Appellant argues that this Court should apply a "strict scrutiny" test to determine the constitutionality of Ark.Stat.Ann. § 34-2617. As rationale for the application of a "strict scrutiny" test, appellant contends (1) that the right to pursue remedies in a court of law for injuries sustained to person or property should be deemed a "fundamental right" as established by the Constitution of Arkansas in Article 2, Section 13; (2) that Ark.Stat.Ann. § 34-2617 is in derogation of common law; and (3) that the statute confers upon tort-feasors who provide medical care a special privilege, or immunity, in violation of the Fourteenth Amendment to the Constitution of the United States and in violation of Article 2, Section 3 of the Constitution of Arkansas.

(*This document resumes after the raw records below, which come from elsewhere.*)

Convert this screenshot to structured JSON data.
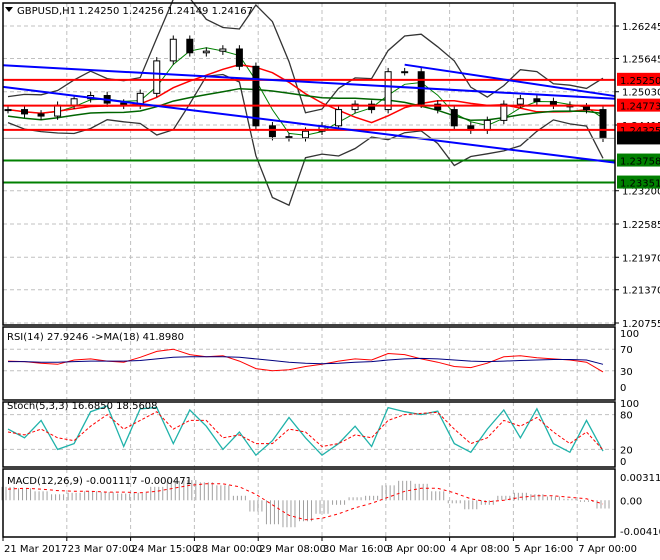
{
  "header": {
    "symbol": "GBPUSD,H1",
    "ohlc": "1.24250 1.24256 1.24149 1.24167",
    "menu_icon": "triangle-down-icon"
  },
  "colors": {
    "resistance": "#ff0000",
    "support": "#008000",
    "trendline": "#0000ff",
    "ma_fast": "#008000",
    "ma_slow": "#ff0000",
    "bands": "#333333",
    "rsi": "#ff0000",
    "rsi_ma": "#000080",
    "stoch_main": "#20b2aa",
    "stoch_signal": "#ff0000",
    "macd_hist": "#a0a0a0",
    "macd_signal": "#ff0000",
    "current_price": "#000000"
  },
  "chart_data": [
    {
      "type": "candlestick",
      "title": "GBPUSD,H1",
      "price_ticks": [
        "1.26245",
        "1.25645",
        "1.25030",
        "1.24415",
        "1.23200",
        "1.22585",
        "1.21970",
        "1.21370",
        "1.20755"
      ],
      "ylim": [
        1.20755,
        1.26245
      ],
      "grid": true,
      "time_labels": [
        "21 Mar 2017",
        "23 Mar 07:00",
        "24 Mar 15:00",
        "28 Mar 00:00",
        "29 Mar 08:00",
        "30 Mar 16:00",
        "3 Apr 00:00",
        "4 Apr 08:00",
        "5 Apr 16:00",
        "7 Apr 00:00"
      ],
      "close": [
        1.247,
        1.2462,
        1.2458,
        1.2478,
        1.249,
        1.2496,
        1.2482,
        1.2478,
        1.25,
        1.256,
        1.26,
        1.2575,
        1.2578,
        1.2582,
        1.255,
        1.244,
        1.242,
        1.2418,
        1.243,
        1.244,
        1.247,
        1.248,
        1.247,
        1.254,
        1.254,
        1.248,
        1.247,
        1.244,
        1.2432,
        1.245,
        1.248,
        1.249,
        1.2485,
        1.2478,
        1.2475,
        1.247,
        1.2417
      ],
      "levels": [
        {
          "label": "1.25250",
          "price": 1.2525,
          "kind": "resistance"
        },
        {
          "label": "1.24773",
          "price": 1.24773,
          "kind": "resistance"
        },
        {
          "label": "1.24325",
          "price": 1.24325,
          "kind": "resistance"
        },
        {
          "label": "1.23758",
          "price": 1.23758,
          "kind": "support"
        },
        {
          "label": "1.23351",
          "price": 1.23351,
          "kind": "support"
        }
      ],
      "current_price": {
        "label": "1.24167",
        "price": 1.24167
      },
      "trendlines": [
        {
          "from_bar": 0,
          "from_price": 1.2552,
          "to_bar": 37,
          "to_price": 1.249
        },
        {
          "from_bar": 0,
          "from_price": 1.2512,
          "to_bar": 37,
          "to_price": 1.2372
        },
        {
          "from_bar": 24,
          "from_price": 1.2553,
          "to_bar": 37,
          "to_price": 1.2495
        }
      ]
    },
    {
      "type": "line",
      "title": "RSI(14) 27.9246  ->MA(18) 41.8980",
      "ylim": [
        0,
        100
      ],
      "ticks": [
        "100",
        "70",
        "30",
        "0"
      ],
      "rsi": [
        48,
        47,
        44,
        42,
        50,
        52,
        48,
        46,
        55,
        66,
        70,
        60,
        56,
        58,
        48,
        34,
        30,
        32,
        38,
        42,
        48,
        52,
        50,
        62,
        60,
        52,
        46,
        38,
        36,
        44,
        56,
        58,
        54,
        52,
        50,
        46,
        28
      ],
      "rsi_ma": [
        47,
        47,
        46,
        46,
        47,
        48,
        48,
        48,
        49,
        52,
        55,
        56,
        56,
        56,
        55,
        52,
        49,
        46,
        44,
        43,
        44,
        46,
        47,
        50,
        52,
        53,
        52,
        50,
        48,
        47,
        48,
        49,
        50,
        51,
        51,
        50,
        42
      ]
    },
    {
      "type": "line",
      "title": "Stoch(5,3,3) 16.6850 18.5608",
      "ylim": [
        0,
        100
      ],
      "ticks": [
        "100",
        "80",
        "20",
        "0"
      ],
      "main": [
        55,
        40,
        70,
        20,
        30,
        85,
        95,
        25,
        90,
        92,
        30,
        88,
        60,
        20,
        50,
        10,
        35,
        75,
        40,
        10,
        30,
        60,
        25,
        92,
        85,
        80,
        86,
        30,
        15,
        55,
        88,
        40,
        90,
        30,
        15,
        70,
        17
      ],
      "signal": [
        50,
        45,
        55,
        40,
        35,
        60,
        80,
        55,
        70,
        85,
        55,
        70,
        70,
        40,
        45,
        30,
        30,
        55,
        50,
        25,
        30,
        45,
        40,
        70,
        80,
        82,
        84,
        55,
        30,
        40,
        70,
        60,
        75,
        50,
        30,
        50,
        19
      ]
    },
    {
      "type": "bar",
      "title": "MACD(12,26,9) -0.001117 -0.000471",
      "ticks": [
        "0.003111",
        "0.00",
        "-0.004101"
      ],
      "ylim": [
        -0.004101,
        0.003111
      ],
      "histogram": [
        0.0018,
        0.0016,
        0.0012,
        0.0008,
        0.001,
        0.0012,
        0.0011,
        0.0009,
        0.001,
        0.0018,
        0.0026,
        0.0027,
        0.0024,
        0.002,
        0.0006,
        -0.0015,
        -0.0032,
        -0.0036,
        -0.0028,
        -0.0018,
        -0.0006,
        0.0004,
        0.0006,
        0.002,
        0.0026,
        0.0022,
        0.0012,
        -0.0004,
        -0.0012,
        -0.0006,
        0.0006,
        0.001,
        0.0008,
        0.0005,
        0.0002,
        -0.0002,
        -0.0011
      ],
      "signal": [
        0.0015,
        0.0016,
        0.0015,
        0.0013,
        0.0012,
        0.0012,
        0.0011,
        0.0011,
        0.001,
        0.0012,
        0.0016,
        0.002,
        0.0022,
        0.0022,
        0.0018,
        0.0008,
        -0.0006,
        -0.002,
        -0.0026,
        -0.0024,
        -0.0018,
        -0.001,
        -0.0004,
        0.0004,
        0.0012,
        0.0016,
        0.0016,
        0.001,
        0.0002,
        -0.0002,
        0.0,
        0.0004,
        0.0006,
        0.0006,
        0.0004,
        0.0002,
        -0.0005
      ]
    }
  ]
}
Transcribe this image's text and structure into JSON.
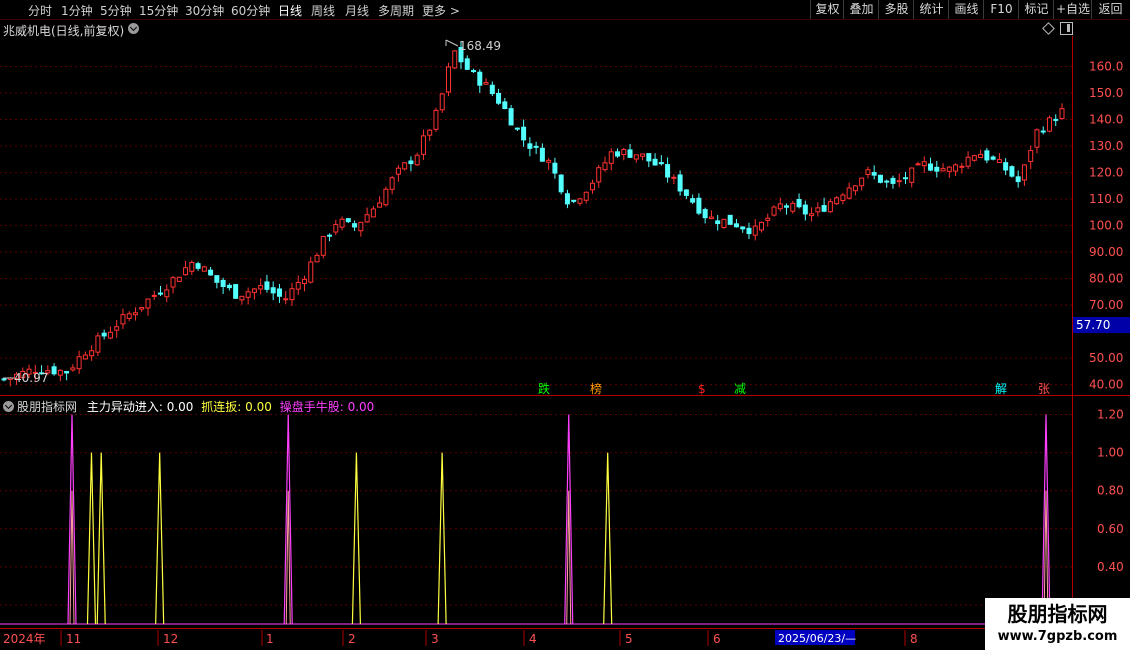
{
  "toolbar": {
    "tabs": [
      "分时",
      "1分钟",
      "5分钟",
      "15分钟",
      "30分钟",
      "60分钟",
      "日线",
      "周线",
      "月线",
      "多周期",
      "更多 >"
    ],
    "active_tab": "日线",
    "buttons": [
      "复权",
      "叠加",
      "多股",
      "统计",
      "画线",
      "F10",
      "标记",
      "+自选",
      "返回"
    ]
  },
  "stock_title": "兆威机电(日线,前复权)",
  "price_chart": {
    "y_ticks": [
      "160.0",
      "150.0",
      "140.0",
      "130.0",
      "120.0",
      "110.0",
      "100.0",
      "90.00",
      "80.00",
      "70.00",
      "50.00",
      "40.00"
    ],
    "current_price_label": "57.70",
    "high_label": "168.49",
    "low_label": "40.97",
    "signal_markers": [
      {
        "text": "跌",
        "color": "#00ff00"
      },
      {
        "text": "榜",
        "color": "#ff9900"
      },
      {
        "text": "$",
        "color": "#ff2020"
      },
      {
        "text": "减",
        "color": "#00ff00"
      },
      {
        "text": "解",
        "color": "#00ffff"
      },
      {
        "text": "张",
        "color": "#ff5050"
      }
    ]
  },
  "indicator": {
    "name": "股朋指标网",
    "line1_label": "主力异动进入:",
    "line1_value": "0.00",
    "line2_label": "抓连扳:",
    "line2_value": "0.00",
    "line3_label": "操盘手牛股:",
    "line3_value": "0.00",
    "y_ticks": [
      "1.20",
      "1.00",
      "0.80",
      "0.60",
      "0.40",
      "0.20"
    ],
    "colors": {
      "line1": "#ffffff",
      "line2": "#ffff40",
      "line3": "#ff40ff"
    }
  },
  "date_axis": {
    "labels": [
      "2024年",
      "11",
      "12",
      "1",
      "2",
      "3",
      "4",
      "5",
      "6",
      "7",
      "8"
    ],
    "cursor_label": "2025/06/23/—"
  },
  "watermark": {
    "name": "股朋指标网",
    "url": "www.7gpzb.com"
  },
  "chart_data": {
    "type": "candlestick",
    "title": "兆威机电(日线,前复权)",
    "y_range": [
      38,
      170
    ],
    "annotated_high": 168.49,
    "annotated_low": 40.97,
    "last_price_marker": 57.7,
    "up_color": "#ff3232",
    "down_color": "#54ffff",
    "close_path": [
      {
        "t": 0.0,
        "p": 42
      },
      {
        "t": 0.03,
        "p": 46
      },
      {
        "t": 0.06,
        "p": 45
      },
      {
        "t": 0.075,
        "p": 52
      },
      {
        "t": 0.09,
        "p": 57
      },
      {
        "t": 0.11,
        "p": 64
      },
      {
        "t": 0.13,
        "p": 70
      },
      {
        "t": 0.155,
        "p": 78
      },
      {
        "t": 0.18,
        "p": 87
      },
      {
        "t": 0.2,
        "p": 79
      },
      {
        "t": 0.22,
        "p": 74
      },
      {
        "t": 0.245,
        "p": 77
      },
      {
        "t": 0.265,
        "p": 72
      },
      {
        "t": 0.285,
        "p": 82
      },
      {
        "t": 0.3,
        "p": 93
      },
      {
        "t": 0.315,
        "p": 102
      },
      {
        "t": 0.33,
        "p": 99
      },
      {
        "t": 0.35,
        "p": 107
      },
      {
        "t": 0.37,
        "p": 119
      },
      {
        "t": 0.39,
        "p": 127
      },
      {
        "t": 0.41,
        "p": 143
      },
      {
        "t": 0.425,
        "p": 166
      },
      {
        "t": 0.44,
        "p": 158
      },
      {
        "t": 0.455,
        "p": 153
      },
      {
        "t": 0.47,
        "p": 146
      },
      {
        "t": 0.49,
        "p": 133
      },
      {
        "t": 0.515,
        "p": 124
      },
      {
        "t": 0.535,
        "p": 108
      },
      {
        "t": 0.555,
        "p": 116
      },
      {
        "t": 0.575,
        "p": 128
      },
      {
        "t": 0.6,
        "p": 127
      },
      {
        "t": 0.62,
        "p": 122
      },
      {
        "t": 0.645,
        "p": 112
      },
      {
        "t": 0.665,
        "p": 103
      },
      {
        "t": 0.69,
        "p": 101
      },
      {
        "t": 0.71,
        "p": 98
      },
      {
        "t": 0.735,
        "p": 108
      },
      {
        "t": 0.765,
        "p": 104
      },
      {
        "t": 0.79,
        "p": 112
      },
      {
        "t": 0.815,
        "p": 120
      },
      {
        "t": 0.84,
        "p": 115
      },
      {
        "t": 0.87,
        "p": 123
      },
      {
        "t": 0.895,
        "p": 121
      },
      {
        "t": 0.92,
        "p": 128
      },
      {
        "t": 0.945,
        "p": 122
      },
      {
        "t": 0.96,
        "p": 116
      },
      {
        "t": 0.975,
        "p": 135
      },
      {
        "t": 1.0,
        "p": 143
      }
    ],
    "indicator_spikes": [
      {
        "t": 0.0,
        "value": 1.2,
        "series": "操盘手牛股"
      },
      {
        "t": 0.02,
        "value": 1.0,
        "series": "抓连扳"
      },
      {
        "t": 0.03,
        "value": 1.0,
        "series": "抓连扳"
      },
      {
        "t": 0.09,
        "value": 1.0,
        "series": "抓连扳"
      },
      {
        "t": 0.222,
        "value": 1.2,
        "series": "操盘手牛股"
      },
      {
        "t": 0.292,
        "value": 1.0,
        "series": "抓连扳"
      },
      {
        "t": 0.38,
        "value": 1.0,
        "series": "抓连扳"
      },
      {
        "t": 0.51,
        "value": 1.2,
        "series": "操盘手牛股"
      },
      {
        "t": 0.55,
        "value": 1.0,
        "series": "抓连扳"
      },
      {
        "t": 1.0,
        "value": 1.2,
        "series": "操盘手牛股"
      }
    ],
    "indicator_y_range": [
      0.1,
      1.25
    ]
  }
}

In Gay v. Rabon, 280 Ark. 5, 652 S.W.2d 836 (1983) we rejected appellant's argument that Act 709 be strictly construed. There we held that: "The statute in question [Act 709 of 1979] bears a fair and substantial relation to the object of the legislation, which is to encourage the resolution of claims without judicial proceedings, thereby reducing the cost of resolving claims and consequently the cost of insurance."

A presumption exists that every act is constitutional. Before it will be held unconstitutional, the incompatibility between it and the constitution must be clear, and any doubts as to the validity must be resolved in favor of its constitutionality. Gay v. Rabon, supra; S. Cen. Dist. Pentecostal Ch. v. Bruce-Rogers, 269 Ark. 130, 599 S.W.2d 702 (1980).

We considered this identical notice issue in the case of Gay v. Rabon, supra, and applied a "rational basis" test, concluding that a legitimate state purpose was being served by the notice requirement of Act 709 of 1979. We see no reason to change that holding.


HICKMAN and PURTLE, JJ., dissent.

HICKMAN, Justice, dissenting.

This is the second case which we have reviewed of a lawyer being caught in a legal trap set by the legislature. The case should not be dismissed, because the legislation in question is in derogation of common law and, therefore, must be strictly construed against the one claiming its benefits. The provision in question is arbitrary, nothing but a special legal trap, and a procedural rule that conflicts with this court's authority to decide procedural matters. I will concede that if it was the intention of the legislature to reduce malpractice claims, it has succeeded to some degree. These are two claims that I know of that have been "resolved."

I am authorized to state that PURTLE and HOLLINGSWORTH, JJ., join in this dissent.